■ Task instructions
The response must reproduce exactly every line of the material below holding the word "DefaultAction".

■ Data listing

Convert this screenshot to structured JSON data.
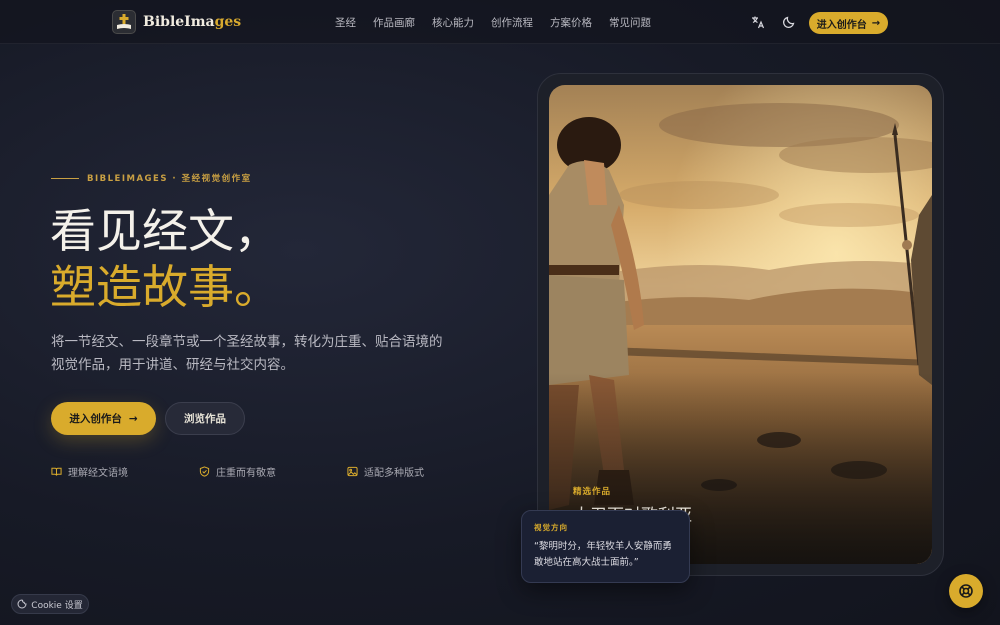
{
  "brand": {
    "name_main": "BibleIma",
    "name_accent": "ges"
  },
  "nav": {
    "items": [
      "圣经",
      "作品画廊",
      "核心能力",
      "创作流程",
      "方案价格",
      "常见问题"
    ],
    "cta_label": "进入创作台"
  },
  "hero": {
    "eyebrow": "BIBLEIMAGES · 圣经视觉创作室",
    "title_line1": "看见经文，",
    "title_line2": "塑造故事。",
    "subtitle": "将一节经文、一段章节或一个圣经故事，转化为庄重、贴合语境的视觉作品，用于讲道、研经与社交内容。",
    "primary_button": "进入创作台",
    "secondary_button": "浏览作品",
    "features": [
      {
        "icon": "book-icon",
        "label": "理解经文语境"
      },
      {
        "icon": "shield-icon",
        "label": "庄重而有敬意"
      },
      {
        "icon": "image-icon",
        "label": "适配多种版式"
      }
    ]
  },
  "showcase": {
    "tag": "精选作品",
    "title": "大卫面对歌利亚",
    "caption_label": "视觉方向",
    "caption_text": "“黎明时分，年轻牧羊人安静而勇敢地站在高大战士面前。”"
  },
  "cookie_label": "Cookie 设置",
  "colors": {
    "accent": "#d9ab2c",
    "background": "#171a26"
  }
}
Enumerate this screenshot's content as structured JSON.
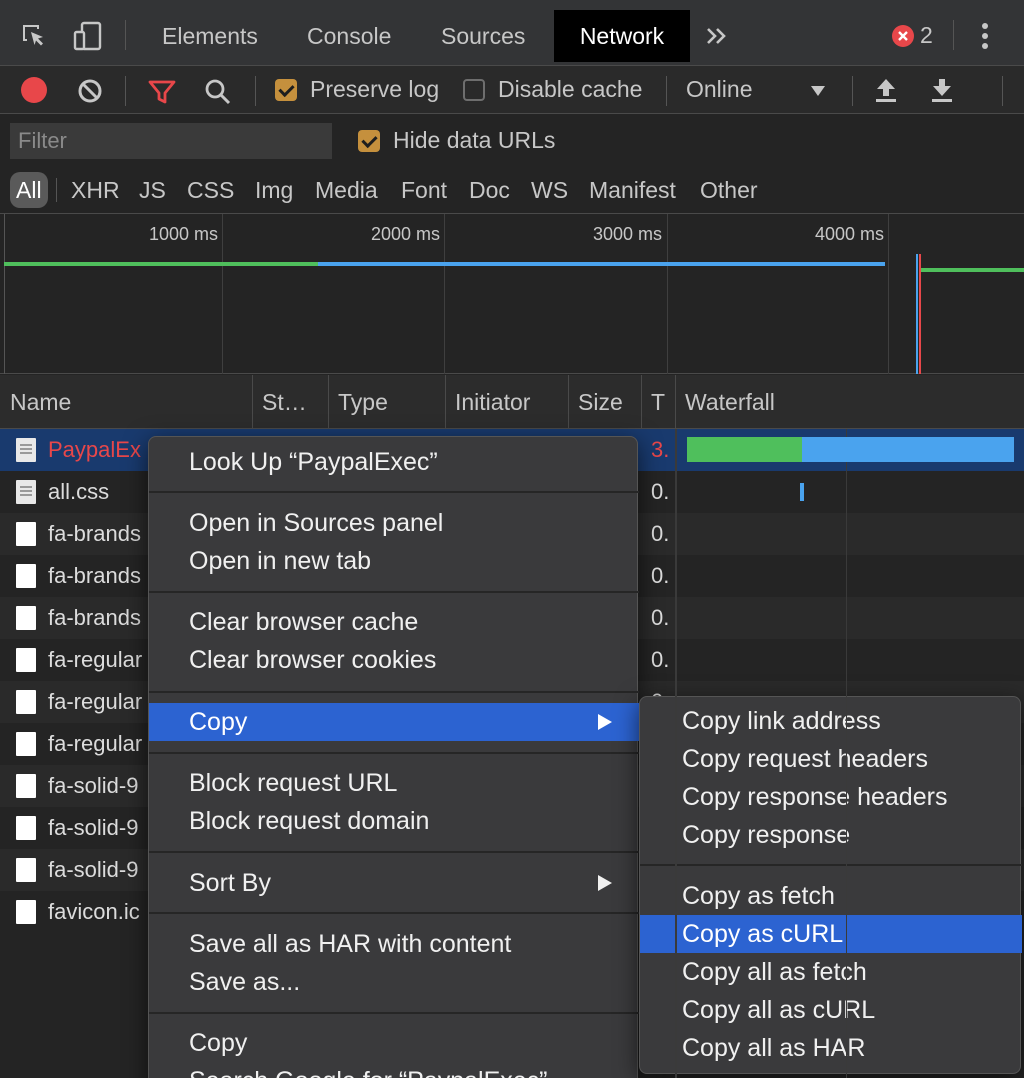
{
  "tabs": [
    {
      "label": "Elements"
    },
    {
      "label": "Console"
    },
    {
      "label": "Sources"
    },
    {
      "label": "Network"
    }
  ],
  "more_tabs_icon": "double-chevron-right",
  "error_count": "2",
  "toolbar": {
    "preserve_log_label": "Preserve log",
    "preserve_log_checked": true,
    "disable_cache_label": "Disable cache",
    "disable_cache_checked": false,
    "throttling_value": "Online"
  },
  "filter": {
    "placeholder": "Filter",
    "hide_data_urls_label": "Hide data URLs",
    "hide_data_urls_checked": true
  },
  "type_filters": [
    "All",
    "XHR",
    "JS",
    "CSS",
    "Img",
    "Media",
    "Font",
    "Doc",
    "WS",
    "Manifest",
    "Other"
  ],
  "overview": {
    "ticks": [
      "1000 ms",
      "2000 ms",
      "3000 ms",
      "4000 ms"
    ]
  },
  "table": {
    "columns": [
      "Name",
      "St…",
      "Type",
      "Initiator",
      "Size",
      "T",
      "Waterfall"
    ],
    "rows": [
      {
        "name": "PaypalEx",
        "time": "3.",
        "selected": true
      },
      {
        "name": "all.css",
        "time": "0."
      },
      {
        "name": "fa-brands",
        "time": "0."
      },
      {
        "name": "fa-brands",
        "time": "0."
      },
      {
        "name": "fa-brands",
        "time": "0."
      },
      {
        "name": "fa-regular",
        "time": "0."
      },
      {
        "name": "fa-regular",
        "time": "0"
      },
      {
        "name": "fa-regular",
        "time": ""
      },
      {
        "name": "fa-solid-9",
        "time": ""
      },
      {
        "name": "fa-solid-9",
        "time": ""
      },
      {
        "name": "fa-solid-9",
        "time": ""
      },
      {
        "name": "favicon.ic",
        "time": ""
      }
    ]
  },
  "context_menu": {
    "items": [
      "Look Up “PaypalExec”",
      "Open in Sources panel",
      "Open in new tab",
      "Clear browser cache",
      "Clear browser cookies",
      "Copy",
      "Block request URL",
      "Block request domain",
      "Sort By",
      "Save all as HAR with content",
      "Save as...",
      "Copy",
      "Search Google for “PaypalExec”"
    ]
  },
  "copy_submenu": {
    "items": [
      "Copy link address",
      "Copy request headers",
      "Copy response headers",
      "Copy response",
      "Copy as fetch",
      "Copy as cURL",
      "Copy all as fetch",
      "Copy all as cURL",
      "Copy all as HAR"
    ],
    "highlighted": "Copy as cURL"
  },
  "colors": {
    "accent_blue": "#2c63d1",
    "record_red": "#e8474a",
    "filter_red": "#e8474a",
    "checkbox_orange": "#c5903d",
    "waterfall_green": "#4fbf5c",
    "waterfall_blue": "#4aa3ee"
  }
}
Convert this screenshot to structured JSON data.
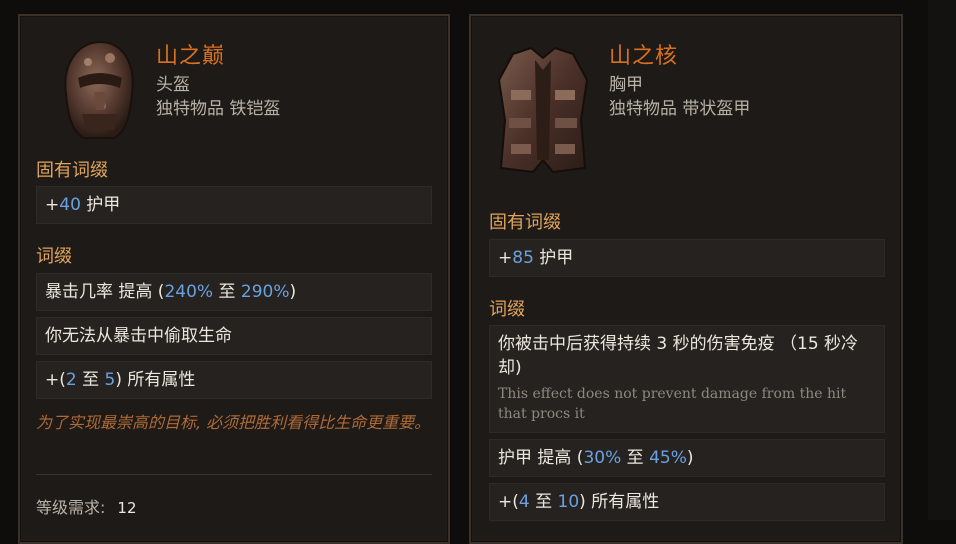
{
  "items": [
    {
      "name": "山之巅",
      "slot": "头盔",
      "type": "独特物品 铁铠盔",
      "implicit_header": "固有词缀",
      "implicit": {
        "plus": "+",
        "num": "40",
        "text": " 护甲"
      },
      "affix_header": "词缀",
      "affixes": [
        {
          "pre": "暴击几率 提高 (",
          "num1": "240%",
          "mid": " 至 ",
          "num2": "290%",
          "post": ")"
        },
        {
          "text": "你无法从暴击中偷取生命"
        },
        {
          "pre": "+(",
          "num1": "2",
          "mid": " 至 ",
          "num2": "5",
          "post": ") 所有属性"
        }
      ],
      "flavor": "为了实现最崇高的目标, 必须把胜利看得比生命更重要。",
      "requirement_label": "等级需求:",
      "requirement_value": "12"
    },
    {
      "name": "山之核",
      "slot": "胸甲",
      "type": "独特物品 带状盔甲",
      "implicit_header": "固有词缀",
      "implicit": {
        "plus": "+",
        "num": "85",
        "text": " 护甲"
      },
      "affix_header": "词缀",
      "affixes": [
        {
          "text": "你被击中后获得持续 3 秒的伤害免疫 （15 秒冷却)",
          "note": "This effect does not prevent damage from the hit that procs it"
        },
        {
          "pre": "护甲 提高 (",
          "num1": "30%",
          "mid": " 至 ",
          "num2": "45%",
          "post": ")"
        },
        {
          "pre": "+(",
          "num1": "4",
          "mid": " 至 ",
          "num2": "10",
          "post": ") 所有属性"
        }
      ]
    }
  ],
  "colors": {
    "item_name": "#d8701f",
    "section_header": "#e0a45c",
    "number": "#6aa1e0",
    "flavor": "#b06a36"
  },
  "icons": [
    "helmet-icon",
    "chest-armor-icon"
  ]
}
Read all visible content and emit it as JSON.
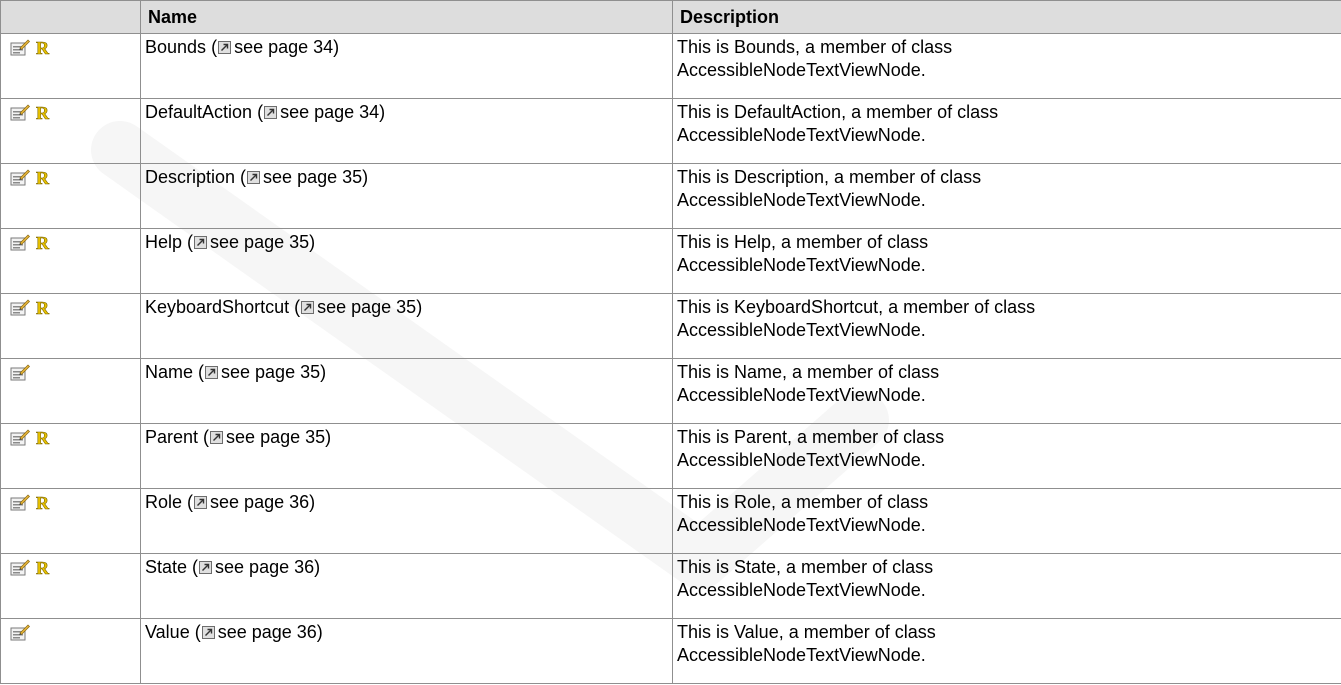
{
  "table": {
    "headers": {
      "icon": "",
      "name": "Name",
      "description": "Description"
    },
    "rows": [
      {
        "name": "Bounds",
        "page_ref": "see page 34",
        "desc_line1": "This is Bounds, a member of class",
        "desc_line2": "AccessibleNodeTextViewNode.",
        "icons": [
          "property-icon",
          "read-only-icon"
        ]
      },
      {
        "name": "DefaultAction",
        "page_ref": "see page 34",
        "desc_line1": "This is DefaultAction, a member of class",
        "desc_line2": "AccessibleNodeTextViewNode.",
        "icons": [
          "property-icon",
          "read-only-icon"
        ]
      },
      {
        "name": "Description",
        "page_ref": "see page 35",
        "desc_line1": "This is Description, a member of class",
        "desc_line2": "AccessibleNodeTextViewNode.",
        "icons": [
          "property-icon",
          "read-only-icon"
        ]
      },
      {
        "name": "Help",
        "page_ref": "see page 35",
        "desc_line1": "This is Help, a member of class",
        "desc_line2": "AccessibleNodeTextViewNode.",
        "icons": [
          "property-icon",
          "read-only-icon"
        ]
      },
      {
        "name": "KeyboardShortcut",
        "page_ref": "see page 35",
        "desc_line1": "This is KeyboardShortcut, a member of class",
        "desc_line2": "AccessibleNodeTextViewNode.",
        "icons": [
          "property-icon",
          "read-only-icon"
        ]
      },
      {
        "name": "Name",
        "page_ref": "see page 35",
        "desc_line1": "This is Name, a member of class",
        "desc_line2": "AccessibleNodeTextViewNode.",
        "icons": [
          "property-icon"
        ]
      },
      {
        "name": "Parent",
        "page_ref": "see page 35",
        "desc_line1": "This is Parent, a member of class",
        "desc_line2": "AccessibleNodeTextViewNode.",
        "icons": [
          "property-icon",
          "read-only-icon"
        ]
      },
      {
        "name": "Role",
        "page_ref": "see page 36",
        "desc_line1": "This is Role, a member of class",
        "desc_line2": "AccessibleNodeTextViewNode.",
        "icons": [
          "property-icon",
          "read-only-icon"
        ]
      },
      {
        "name": "State",
        "page_ref": "see page 36",
        "desc_line1": "This is State, a member of class",
        "desc_line2": "AccessibleNodeTextViewNode.",
        "icons": [
          "property-icon",
          "read-only-icon"
        ]
      },
      {
        "name": "Value",
        "page_ref": "see page 36",
        "desc_line1": "This is Value, a member of class",
        "desc_line2": "AccessibleNodeTextViewNode.",
        "icons": [
          "property-icon"
        ]
      }
    ]
  },
  "colors": {
    "header_background": "#dddddd",
    "border": "#8f8f8f",
    "read_only_badge": "#e8c200"
  }
}
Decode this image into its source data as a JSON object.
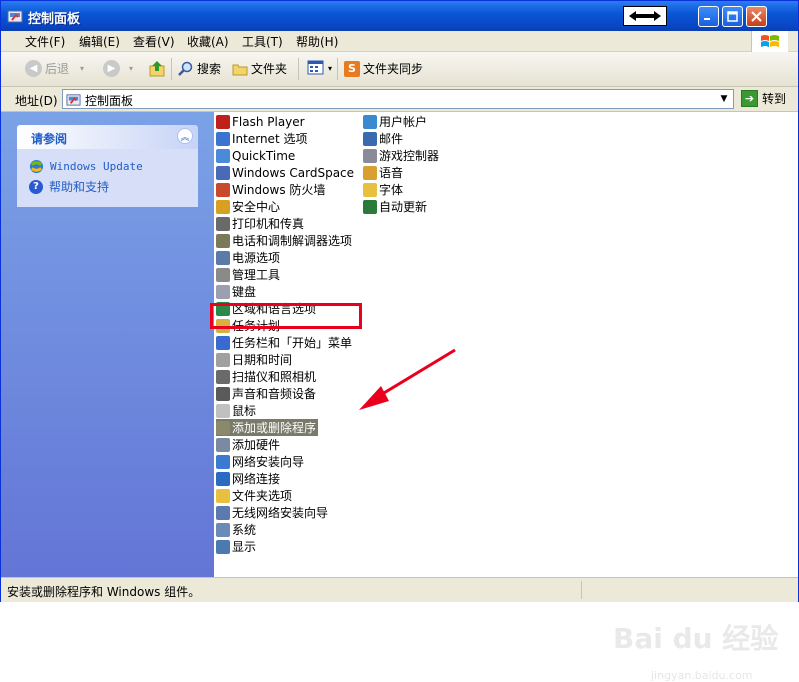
{
  "window": {
    "title": "控制面板",
    "colors": {
      "titlebar": "#0a57d6",
      "sidebar": "#6375d6",
      "highlight_border": "#e8001c"
    }
  },
  "titlebar_buttons": [
    "minimize",
    "maximize",
    "close"
  ],
  "menu": [
    "文件(F)",
    "编辑(E)",
    "查看(V)",
    "收藏(A)",
    "工具(T)",
    "帮助(H)"
  ],
  "toolbar": {
    "back": "后退",
    "search": "搜索",
    "folders": "文件夹",
    "sync": "文件夹同步"
  },
  "address": {
    "label": "地址(D)",
    "value": "控制面板",
    "go": "转到"
  },
  "sidebar": {
    "title": "请参阅",
    "links": [
      "Windows Update",
      "帮助和支持"
    ]
  },
  "items_col1": [
    {
      "label": "Flash Player",
      "icon": "flash-icon",
      "color": "#c0201a"
    },
    {
      "label": "Internet 选项",
      "icon": "internet-options-icon",
      "color": "#3a74d0"
    },
    {
      "label": "QuickTime",
      "icon": "quicktime-icon",
      "color": "#4a8ad8"
    },
    {
      "label": "Windows CardSpace",
      "icon": "cardspace-icon",
      "color": "#4a6ab8"
    },
    {
      "label": "Windows 防火墙",
      "icon": "firewall-icon",
      "color": "#c84a2a"
    },
    {
      "label": "安全中心",
      "icon": "security-center-icon",
      "color": "#d8a020"
    },
    {
      "label": "打印机和传真",
      "icon": "printer-icon",
      "color": "#6a6a6a"
    },
    {
      "label": "电话和调制解调器选项",
      "icon": "phone-modem-icon",
      "color": "#7a7a5a"
    },
    {
      "label": "电源选项",
      "icon": "power-options-icon",
      "color": "#5a7aa8"
    },
    {
      "label": "管理工具",
      "icon": "admin-tools-icon",
      "color": "#8a8a8a"
    },
    {
      "label": "键盘",
      "icon": "keyboard-icon",
      "color": "#9aa0b0"
    },
    {
      "label": "区域和语言选项",
      "icon": "region-language-icon",
      "color": "#2a8a4a"
    },
    {
      "label": "任务计划",
      "icon": "scheduled-tasks-icon",
      "color": "#d8b040"
    },
    {
      "label": "任务栏和「开始」菜单",
      "icon": "taskbar-icon",
      "color": "#3a6ad0"
    },
    {
      "label": "日期和时间",
      "icon": "date-time-icon",
      "color": "#a0a0a0"
    },
    {
      "label": "扫描仪和照相机",
      "icon": "scanner-camera-icon",
      "color": "#6a6a6a"
    },
    {
      "label": "声音和音频设备",
      "icon": "sound-icon",
      "color": "#5a5a5a"
    },
    {
      "label": "鼠标",
      "icon": "mouse-icon",
      "color": "#c0c0c0"
    },
    {
      "label": "添加或删除程序",
      "icon": "add-remove-programs-icon",
      "color": "#8a8a6a",
      "selected": true
    },
    {
      "label": "添加硬件",
      "icon": "add-hardware-icon",
      "color": "#7a8aa0"
    },
    {
      "label": "网络安装向导",
      "icon": "network-setup-icon",
      "color": "#3a7ad0"
    },
    {
      "label": "网络连接",
      "icon": "network-connections-icon",
      "color": "#2a6ac0"
    },
    {
      "label": "文件夹选项",
      "icon": "folder-options-icon",
      "color": "#e8c040"
    },
    {
      "label": "无线网络安装向导",
      "icon": "wireless-setup-icon",
      "color": "#5a7ab0"
    },
    {
      "label": "系统",
      "icon": "system-icon",
      "color": "#6a8ab8"
    },
    {
      "label": "显示",
      "icon": "display-icon",
      "color": "#4a7ab0"
    }
  ],
  "items_col2": [
    {
      "label": "用户帐户",
      "icon": "user-accounts-icon",
      "color": "#3a8ad0"
    },
    {
      "label": "邮件",
      "icon": "mail-icon",
      "color": "#3a6ab0"
    },
    {
      "label": "游戏控制器",
      "icon": "game-controller-icon",
      "color": "#8a8a9a"
    },
    {
      "label": "语音",
      "icon": "speech-icon",
      "color": "#d8a030"
    },
    {
      "label": "字体",
      "icon": "fonts-icon",
      "color": "#e8c040"
    },
    {
      "label": "自动更新",
      "icon": "automatic-updates-icon",
      "color": "#2a7a3a"
    }
  ],
  "status": {
    "text": "安装或删除程序和 Windows 组件。"
  },
  "watermark": {
    "text": "Bai du 经验",
    "sub": "jingyan.baidu.com"
  }
}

■ Response below
        "name": "DefaultAction",
        "desc_line1": "This is DefaultAction, a member of class",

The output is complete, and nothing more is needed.